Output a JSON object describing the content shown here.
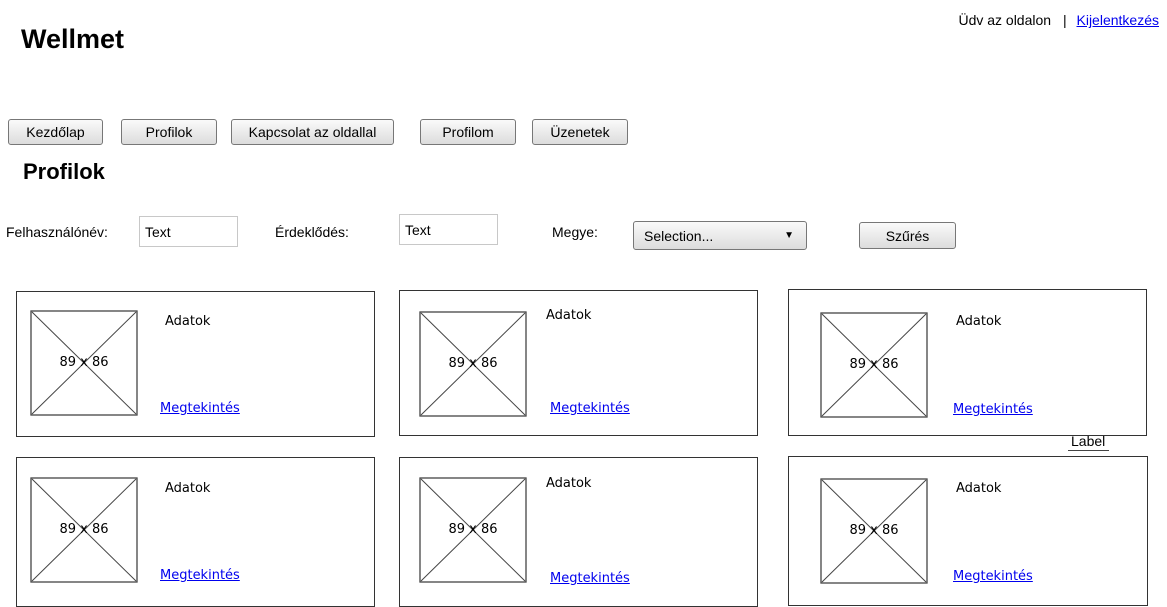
{
  "header": {
    "site_title": "Wellmet",
    "welcome_text": "Üdv az oldalon",
    "separator": "|",
    "logout_link": "Kijelentkezés"
  },
  "nav": {
    "items": [
      {
        "label": "Kezdőlap"
      },
      {
        "label": "Profilok"
      },
      {
        "label": "Kapcsolat az oldallal"
      },
      {
        "label": "Profilom"
      },
      {
        "label": "Üzenetek"
      }
    ]
  },
  "main": {
    "title": "Profilok"
  },
  "filters": {
    "username_label": "Felhasználónév:",
    "username_value": "Text",
    "interest_label": "Érdeklődés:",
    "interest_value": "Text",
    "county_label": "Megye:",
    "county_value": "Selection...",
    "filter_button": "Szűrés"
  },
  "profiles": [
    {
      "image_label": "89 x 86",
      "details": "Adatok",
      "view_link": "Megtekintés"
    },
    {
      "image_label": "89 x 86",
      "details": "Adatok",
      "view_link": "Megtekintés"
    },
    {
      "image_label": "89 x 86",
      "details": "Adatok",
      "view_link": "Megtekintés"
    },
    {
      "image_label": "89 x 86",
      "details": "Adatok",
      "view_link": "Megtekintés"
    },
    {
      "image_label": "89 x 86",
      "details": "Adatok",
      "view_link": "Megtekintés"
    },
    {
      "image_label": "89 x 86",
      "details": "Adatok",
      "view_link": "Megtekintés"
    }
  ],
  "extra_label": "Label",
  "icons": {
    "image_placeholder": "image-placeholder-icon",
    "dropdown": "chevron-down-icon"
  }
}
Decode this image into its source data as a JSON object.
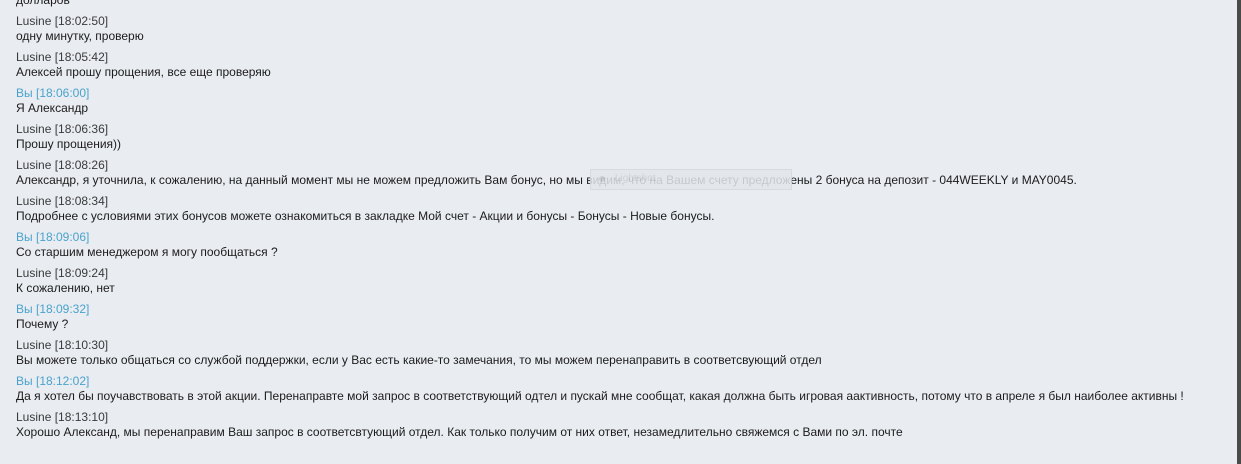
{
  "chat": {
    "messages": [
      {
        "sender": "",
        "time": "",
        "is_me": false,
        "text": "долларов"
      },
      {
        "sender": "Lusine",
        "time": "[18:02:50]",
        "is_me": false,
        "text": "одну минутку, проверю"
      },
      {
        "sender": "Lusine",
        "time": "[18:05:42]",
        "is_me": false,
        "text": "Алексей прошу прощения, все еще проверяю"
      },
      {
        "sender": "Вы",
        "time": "[18:06:00]",
        "is_me": true,
        "text": "Я Александр"
      },
      {
        "sender": "Lusine",
        "time": "[18:06:36]",
        "is_me": false,
        "text": "Прошу прощения))"
      },
      {
        "sender": "Lusine",
        "time": "[18:08:26]",
        "is_me": false,
        "text": "Александр, я уточнила, к сожалению, на данный момент мы не можем предложить Вам бонус, но мы видим, что на Вашем счету предложены 2 бонуса на депозит - 044WEEKLY и MAY0045."
      },
      {
        "sender": "Lusine",
        "time": "[18:08:34]",
        "is_me": false,
        "text": "Подробнее с условиями этих бонусов можете ознакомиться в закладке Мой счет - Акции и бонусы - Бонусы - Новые бонусы."
      },
      {
        "sender": "Вы",
        "time": "[18:09:06]",
        "is_me": true,
        "text": "Со старшим менеджером я могу пообщаться ?"
      },
      {
        "sender": "Lusine",
        "time": "[18:09:24]",
        "is_me": false,
        "text": "К сожалению, нет"
      },
      {
        "sender": "Вы",
        "time": "[18:09:32]",
        "is_me": true,
        "text": "Почему ?"
      },
      {
        "sender": "Lusine",
        "time": "[18:10:30]",
        "is_me": false,
        "text": "Вы можете только общаться со службой поддержки, если у Вас есть какие-то замечания, то мы можем перенаправить в соответсвующий отдел"
      },
      {
        "sender": "Вы",
        "time": "[18:12:02]",
        "is_me": true,
        "text": "Да я хотел бы поучавствовать в этой акции. Перенаправте мой запрос в соответствующий одтел и пускай мне сообщат, какая должна быть игровая аактивность, потому что в апреле я был наиболее активны !"
      },
      {
        "sender": "Lusine",
        "time": "[18:13:10]",
        "is_me": false,
        "text": "Хорошо Александ, мы перенаправим Ваш запрос в соответсвтующий отдел. Как только получим от них ответ, незамедлительно свяжемся с Вами по эл. почте"
      }
    ]
  },
  "overlay": {
    "label": "Lightshot"
  },
  "colors": {
    "background": "#e9ecf1",
    "me": "#4aa3cc",
    "other": "#3a3a3a",
    "text": "#1b1b1b"
  }
}
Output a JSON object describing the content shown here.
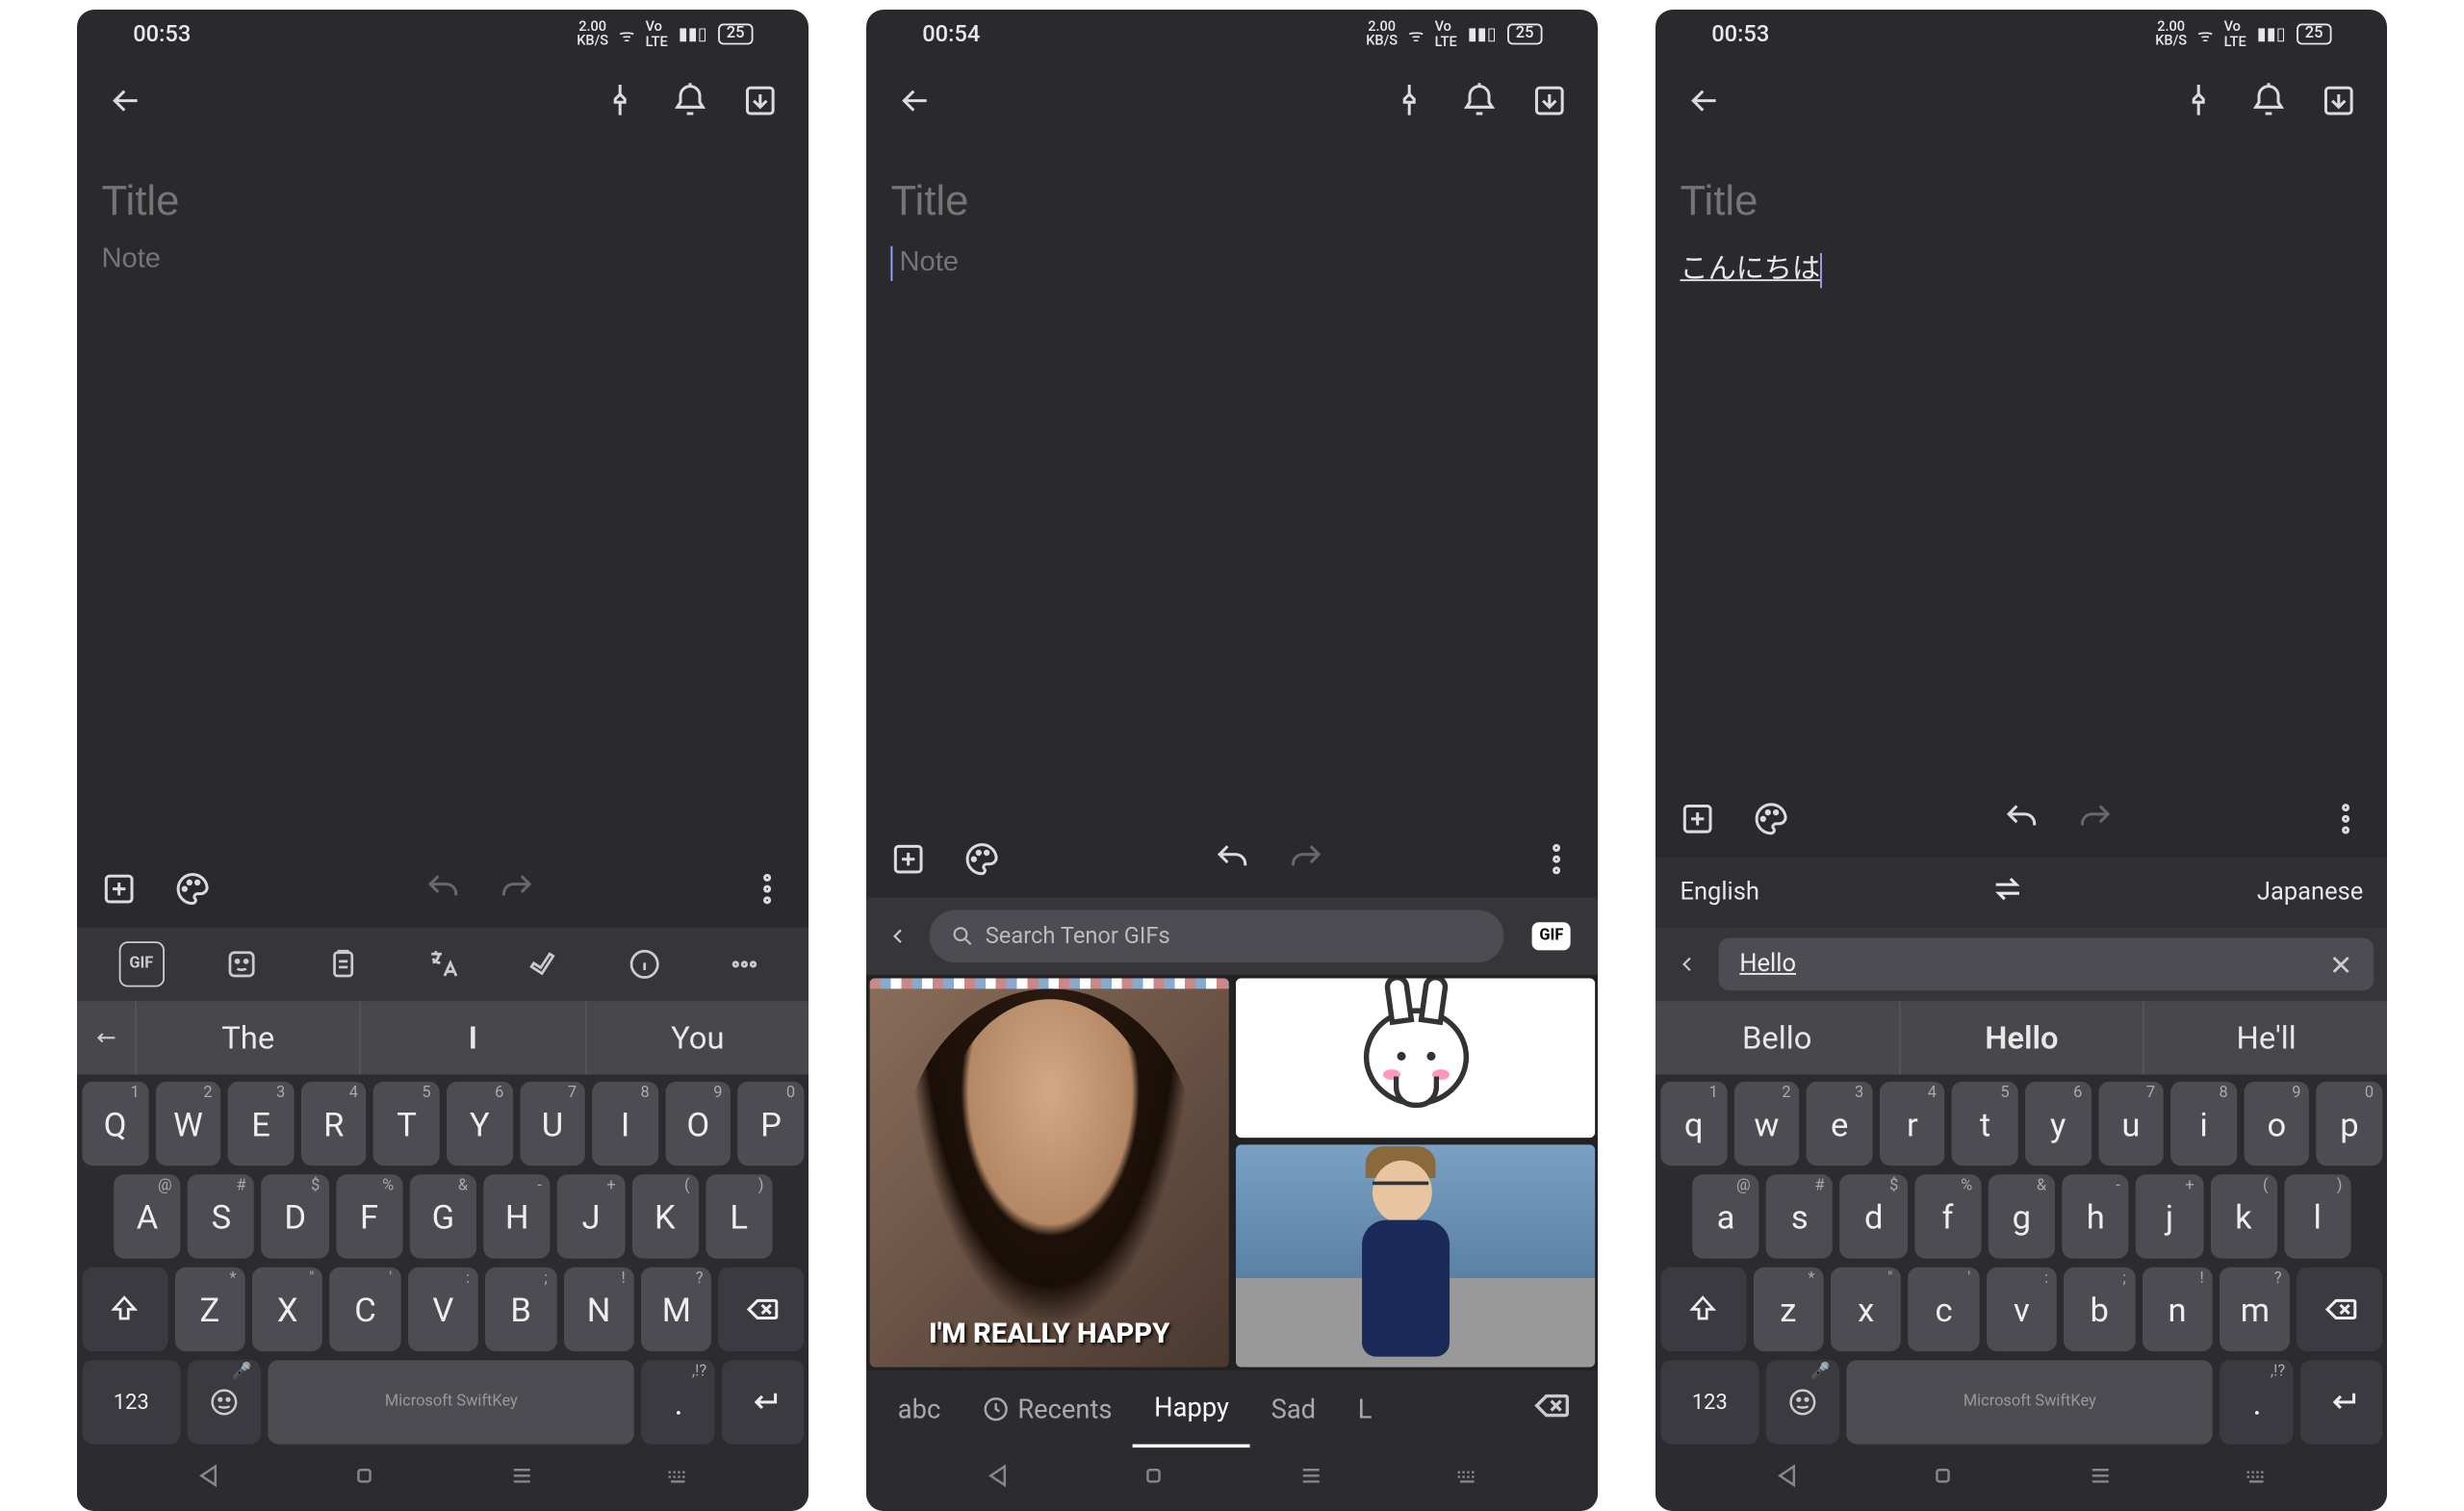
{
  "screens": [
    {
      "statusbar": {
        "time": "00:53",
        "kbs": "2.00",
        "kbs_label": "KB/S",
        "battery": "25"
      },
      "title_placeholder": "Title",
      "note_placeholder": "Note",
      "suggestions": {
        "s1": "The",
        "s2": "I",
        "s3": "You"
      },
      "keyboard_branding": "Microsoft SwiftKey",
      "keys_row1": [
        "Q",
        "W",
        "E",
        "R",
        "T",
        "Y",
        "U",
        "I",
        "O",
        "P"
      ],
      "keys_row1_sec": [
        "1",
        "2",
        "3",
        "4",
        "5",
        "6",
        "7",
        "8",
        "9",
        "0"
      ],
      "keys_row2": [
        "A",
        "S",
        "D",
        "F",
        "G",
        "H",
        "J",
        "K",
        "L"
      ],
      "keys_row2_sec": [
        "@",
        "#",
        "$",
        "%",
        "&",
        "-",
        "+",
        "(",
        ")"
      ],
      "keys_row3": [
        "Z",
        "X",
        "C",
        "V",
        "B",
        "N",
        "M"
      ],
      "keys_row3_sec": [
        "*",
        "\"",
        "'",
        ":",
        ";",
        "!",
        "?"
      ],
      "nums_label": "123",
      "period_label": "."
    },
    {
      "statusbar": {
        "time": "00:54",
        "kbs": "2.00",
        "kbs_label": "KB/S",
        "battery": "25"
      },
      "title_placeholder": "Title",
      "note_placeholder": "Note",
      "gif": {
        "search_placeholder": "Search Tenor GIFs",
        "badge": "GIF",
        "caption": "I'M REALLY HAPPY",
        "categories": {
          "abc": "abc",
          "recents": "Recents",
          "happy": "Happy",
          "sad": "Sad",
          "next": "L"
        }
      }
    },
    {
      "statusbar": {
        "time": "00:53",
        "kbs": "2.00",
        "kbs_label": "KB/S",
        "battery": "25"
      },
      "title_placeholder": "Title",
      "note_text": "こんにちは",
      "translator": {
        "source": "English",
        "target": "Japanese",
        "input": "Hello"
      },
      "suggestions": {
        "s1": "Bello",
        "s2": "Hello",
        "s3": "He'll"
      },
      "keyboard_branding": "Microsoft SwiftKey",
      "keys_row1": [
        "q",
        "w",
        "e",
        "r",
        "t",
        "y",
        "u",
        "i",
        "o",
        "p"
      ],
      "keys_row1_sec": [
        "1",
        "2",
        "3",
        "4",
        "5",
        "6",
        "7",
        "8",
        "9",
        "0"
      ],
      "keys_row2": [
        "a",
        "s",
        "d",
        "f",
        "g",
        "h",
        "j",
        "k",
        "l"
      ],
      "keys_row2_sec": [
        "@",
        "#",
        "$",
        "%",
        "&",
        "-",
        "+",
        "(",
        ")"
      ],
      "keys_row3": [
        "z",
        "x",
        "c",
        "v",
        "b",
        "n",
        "m"
      ],
      "keys_row3_sec": [
        "*",
        "\"",
        "'",
        ":",
        ";",
        "!",
        "?"
      ],
      "nums_label": "123",
      "period_label": "."
    }
  ]
}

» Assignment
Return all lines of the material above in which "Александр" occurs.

» Task output
        "text": "Я Александр"
        "text": "Александр, я уточнила, к сожалению, на данный момент мы не можем предложить Вам бонус, но мы видим, что на Вашем счету предложены 2 бонуса на депозит - 044WEEKLY и MAY0045."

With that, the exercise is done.